2. EPF: EPF contributions are tax deductible up to Rs 1.5 lakh per annum under Section 80C. The EPF interest rate for FY 2017-18 was 8.55%. The EPF rate for FY 2018-19 has not yet been declared. EPF interest is exempt from tax.
Investment Proof: Contribution to EPF or Employees Provident Fund is mandatory and done through the employer. Your employer will already have details of your EPF contributions. However if asked, you can submit a print-out of your EPF passbook.
ELSS Mutual Funds: Investment in ELSS or tax-saving funds gets a tax deduction up to Rs 1.5 lakh under Section 80C of the Income Tax Act, 1961. The returns of ELSS funds over the past 5 years have averaged at 16% (as of 3rd Jan 2019). Returns on ELSS funds over Rs 1 lakh are taxed at 10% (long term capital gains tax).

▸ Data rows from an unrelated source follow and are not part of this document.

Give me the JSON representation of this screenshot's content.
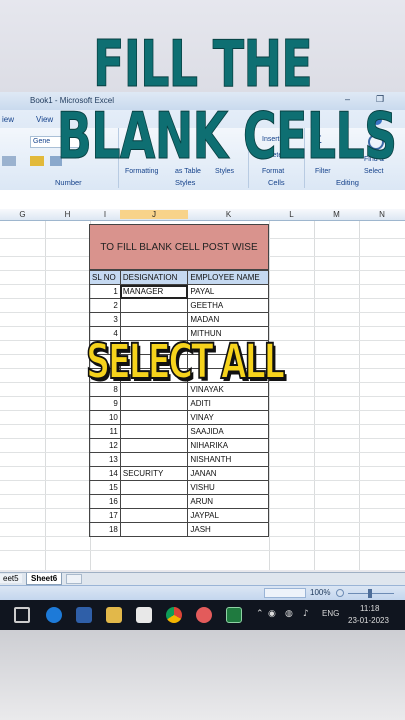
{
  "headline": {
    "line1": "FILL THE",
    "line2": "BLANK CELLS"
  },
  "window": {
    "title": "Book1 - Microsoft Excel",
    "minimize": "–",
    "restore": "❐"
  },
  "ribbon": {
    "tabs": [
      "iew",
      "View"
    ],
    "font_box": "Gene",
    "groups": [
      "Number",
      "Styles",
      "Cells",
      "Editing"
    ],
    "labels": {
      "conditional_formatting": "Formatting",
      "format_as_table": "as Table",
      "cell_styles": "Styles",
      "insert": "Insert",
      "delete": "Delete",
      "format": "Format",
      "sum": "Σ",
      "find_select": "Find &",
      "select": "Select",
      "filter": "Filter"
    }
  },
  "columns": [
    "G",
    "H",
    "I",
    "J",
    "K",
    "L",
    "M",
    "N"
  ],
  "table": {
    "title": "TO FILL BLANK CELL POST WISE",
    "headers": [
      "SL NO",
      "DESIGNATION",
      "EMPLOYEE NAME"
    ],
    "rows": [
      [
        "1",
        "MANAGER",
        "PAYAL"
      ],
      [
        "2",
        "",
        "GEETHA"
      ],
      [
        "3",
        "",
        "MADAN"
      ],
      [
        "4",
        "",
        "MITHUN"
      ],
      [
        "5",
        "",
        ""
      ],
      [
        "6",
        "",
        ""
      ],
      [
        "7",
        "",
        ""
      ],
      [
        "8",
        "",
        "VINAYAK"
      ],
      [
        "9",
        "",
        "ADITI"
      ],
      [
        "10",
        "",
        "VINAY"
      ],
      [
        "11",
        "",
        "SAAJIDA"
      ],
      [
        "12",
        "",
        "NIHARIKA"
      ],
      [
        "13",
        "",
        "NISHANTH"
      ],
      [
        "14",
        "SECURITY",
        "JANAN"
      ],
      [
        "15",
        "",
        "VISHU"
      ],
      [
        "16",
        "",
        "ARUN"
      ],
      [
        "17",
        "",
        "JAYPAL"
      ],
      [
        "18",
        "",
        "JASH"
      ]
    ]
  },
  "overlay_caption": "SELECT ALL",
  "sheet_tabs": [
    "eet5",
    "Sheet6"
  ],
  "zoom": "100%",
  "taskbar": {
    "language": "ENG",
    "time": "11:18",
    "date": "23-01-2023"
  },
  "colors": {
    "headline": "#0e6f72",
    "caption": "#f6d31c",
    "title_cell": "#d9938d",
    "header_row": "#c5d9f1"
  }
}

Investment Proof: You can get investment proof for mutual fund investments by getting your statements from your distributor. Alternatively you can get a consolidated email statement for all your mutual fund investments, including your ELSS funds emailed to your inbox. This facility is jointly offered by all the Registrar and Transfer Agents (RTAs) for mutual funds. You simply need to enter your email ID and PAN number. Simply click here to access this facility.
Tax-saver fixed deposit: Investing in a 5 year tax-saving fixed deposit will get you a tax deduction under Section 80C. The FD rates vary from one bank to another but are currently around 6-7%. Interest on such FDs is taxable.
Investment Proof: Simply submit a copy of your FD receipt or print out your FD receipt/statement from your bank website (net banking).
Insurance Policy: Life Insurance Premiums are tax-deductible up to Rs 1.5 lakh per annum under Section 80C. The returns on insurance policies or ULIPs are not taxable and the maturity amount is not taxable, as long as the life insurance cover is at least 10 times your annual premium.
Investment Proof: You can submit a copy of your policy document and acknowledgments/receipts from the life insurance company recording the payment of life insurance premiums.
There are several other less common tax-saving investments in addition to the ones mentioned above. You can view them here.
HRA: In addition to the common investment proofs mentioned above, you can also claim deduction for rent if you are paying rent. You can claim this if you receive HRA (House Rent Allowance) and also to a lower extent if you don’t receive HRA (by taking the benefit of Section 80GG).
In respect of HRA you get a deduction on the lower of:
50% of your salary if you live in a metro, 40% of salary if you live in a non-metro city
Actual Rent Paid – 10% of Salary
Actual HRA received
If you don’t receive HRA, you can still claim deduction on rent paid up to Rs 60,000 per annum under Section 80GG.
Investment Proof: You need to submit monthly rent receipts. If you have a leave-and-license agreement with your landlord, you can submit receipts showing payment of license fee. If you are claiming a deduction of less than Rs 1 lakh, the landlord’s PAN number does not have to be submitted. However if it is more than Rs 1 lakh, the landlord’s PAN number has to be submitted.